The Court first found that the Council had violated the Bank's procedural rights in a number of respects, including by giving reasons which were excessively vague and by failing to provide access to evidence. More importantly the Court held that the Bank had not provided support for Iran's nuclear programme including by virtue of its provision of services to Novin. In this respect it was critical that the Bank wound down its provision of services to Novin after Novin's designation by the UN. The Court took account of the requirements of Iranian law in gauging the implication of the speed and manner of the Bank's response.

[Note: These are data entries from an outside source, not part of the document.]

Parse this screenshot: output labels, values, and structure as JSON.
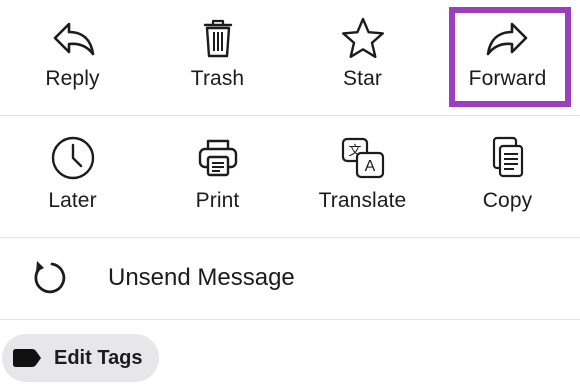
{
  "actions_row1": [
    {
      "label": "Reply",
      "icon": "reply-icon"
    },
    {
      "label": "Trash",
      "icon": "trash-icon"
    },
    {
      "label": "Star",
      "icon": "star-icon"
    },
    {
      "label": "Forward",
      "icon": "forward-icon"
    }
  ],
  "actions_row2": [
    {
      "label": "Later",
      "icon": "clock-icon"
    },
    {
      "label": "Print",
      "icon": "printer-icon"
    },
    {
      "label": "Translate",
      "icon": "translate-icon"
    },
    {
      "label": "Copy",
      "icon": "copy-icon"
    }
  ],
  "unsend": {
    "label": "Unsend Message",
    "icon": "undo-arrow-icon"
  },
  "tags": {
    "label": "Edit Tags",
    "icon": "tag-icon"
  },
  "colors": {
    "highlight": "#9b3fbf",
    "divider": "#e3e3e6",
    "pill_background": "#e7e7ea",
    "text": "#1c1c1e"
  }
}
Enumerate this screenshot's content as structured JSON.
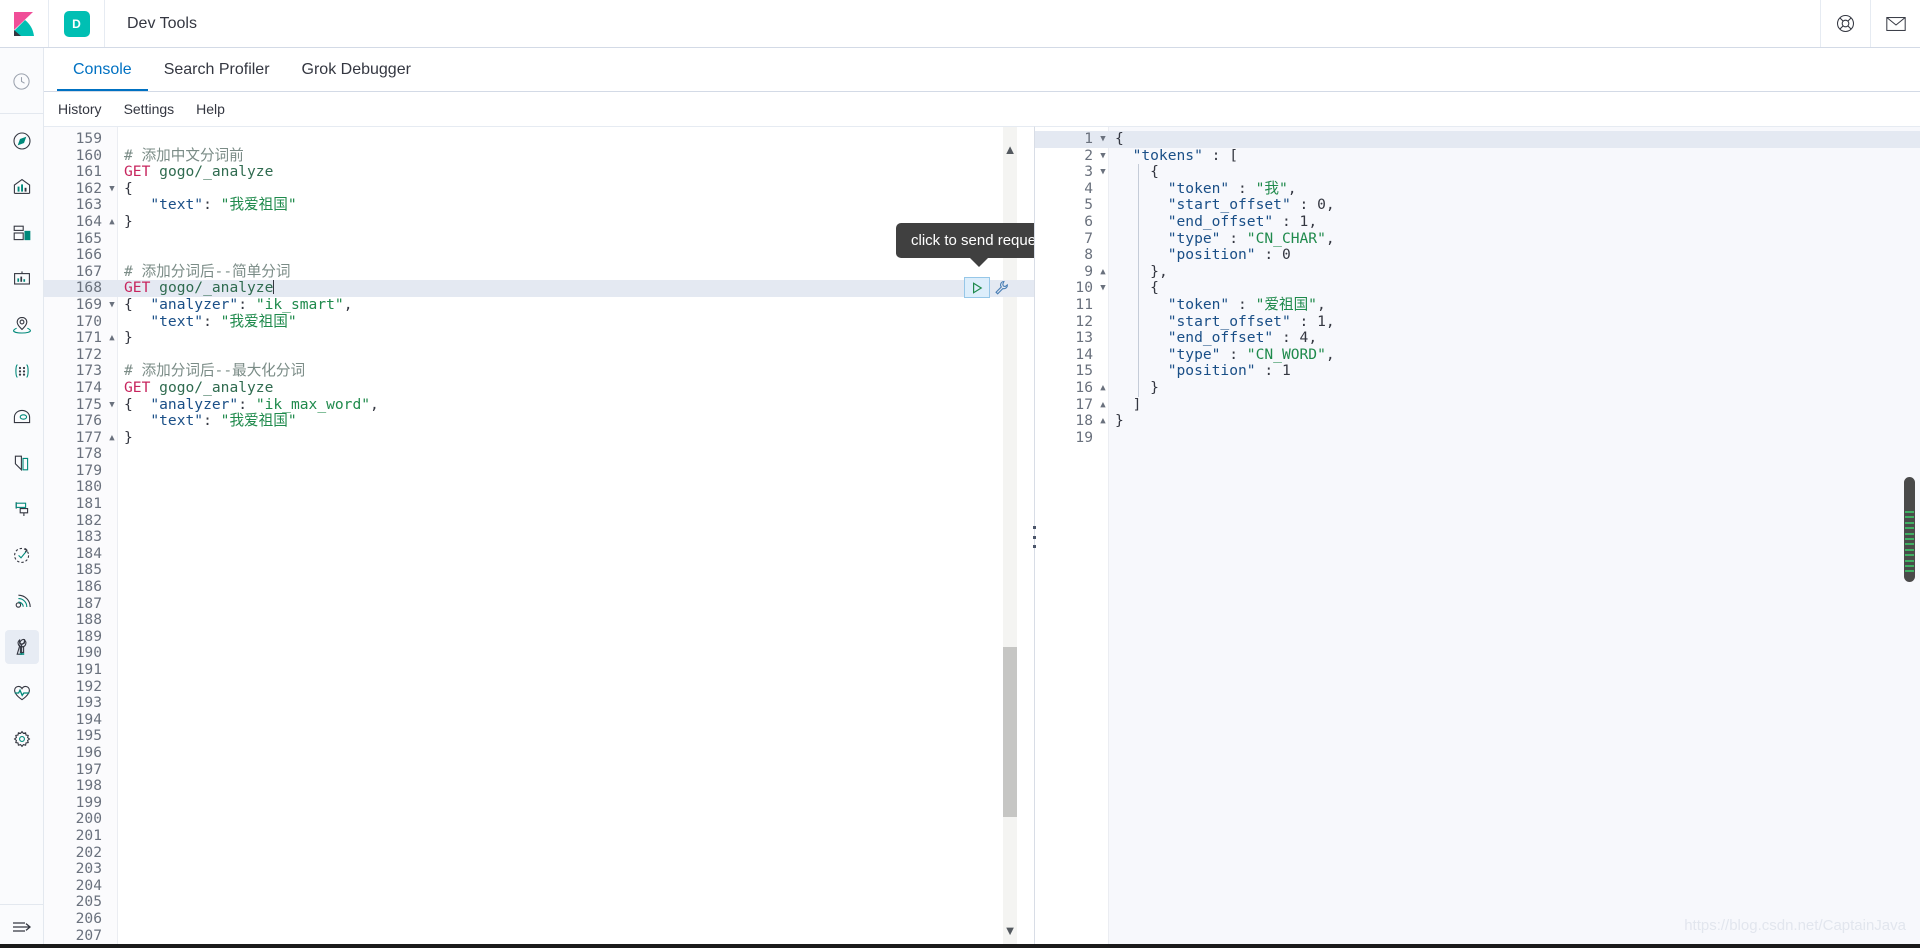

The judgment is of particular interest because the Court rejected the Council's submission that the Bank should be classified as an emanation of the Iranian State and thus not allowed to invoke fundamental rights and freedoms (relying on Article 34 ECHR). The Court held that the Bank was not an emanation of the State but also went on to hold that EU law contained no rule preventing legal persons that are emanations of non-Member States from taking advantage of fundamental rights protection and guarantees. The Court also confirmed explicitly that the General Court's decision in Tay Za, to the effect that those sanctioned under measures intended to put pressure on third countries could not rely on the rights of defence (as opposed e.g. to those sanctioned on the basis that they are terrorists, who could), formed no part of the EU legal order.
The judgment is here.
Richard Blakeley acted for Bank Mellat, instructed by Zaiwalla and Co LLP.
David Anderson QC acted for the bank prior to his appointment as the Government's Independent Reviewer of Terrorism Legislation.